Professor of Computer Science and Engineering, University of California, San Diego
9500 Gilman Drive, MC 0505
|Sidney Karin is Professor of Computer Science
and Engineering at the University of California at San Diego (UCSD) and
former Director of the San Diego Supercomputer Center (SDSC). Karin is
the founding director of
both SDSC and the National Partnership for Advanced Computational Infrastructure (NPACI).

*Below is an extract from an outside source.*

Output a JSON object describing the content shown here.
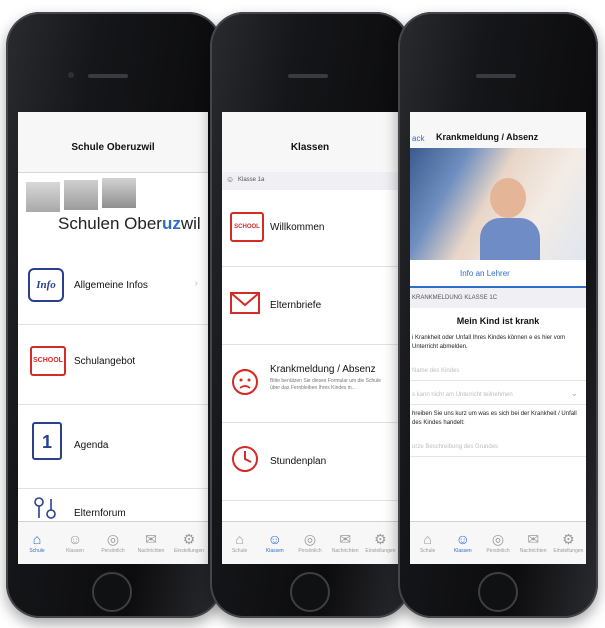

In the early 1980s, Dr. Karin was one of the leaders in the creation of the Supercomputer Centers program of the National Science Foundation (NSF), eventually resulting in the establishment of SDSC. In 1997, this program was replaced by the NSF's Partnerships for Advanced Computational Infrastructure (PACI) program, with NPACI chosen to serve as one of two national partnerships to build the nation's computational infrastructure and address the increasingly complex needs of the academic and research community, government, and industry.
Dr. Karin founded SDSC, a national laboratory for computational science and engineering, in 1985. Today SDSC, a research unit of UCSD, is the leading-edge site of NPACI. Under Karin's leadership, NPACI builds upon SDSC's robust research agenda in scientific applications and enabling technologies to join together almost 50 academic research institutions in 18 states and several international affiliates to build and deploy the nation's computational infrastructure. Research areas of emphasis include data-intensive computing, interaction environments, metasystems, programming tools and environments, earth systems science, engineering, molecular science, neuroscience, education, outreach and training.
Dr. Karin is co-author, with Norris Parker Smith, of The Supercomputer Era, published by Harcourt Brace Jovanovich in 1987. Recognized as a national expert on high performance computing and its application to advancing scientific research, he is a frequent invited speaker, serves on numerous national review panels, and serves as an international advisor in this capacity.
Dr. Karin is a Fellow of the American Association for the Advancement of Science and holds memberships in the Association for Computing Machinery and the IEEE Computer Society.
Dr. Karin has a B.E. degree in Mechanical Engineering from City College of New York, M.S.E. and Ph.D. degrees in Nuclear Engineering from the University of Michigan, and is a registered professional engineer. Dr. Karin was named Outstanding Alumnus from the University of Michigan Nuclear Engineering Department in 1989. He has previously been awarded the Atomic Energy Commission Special Fellowship in Nuclear Science and Engineering, the National Defense Education Act Fellowship and the New York State Regent College Scholarship.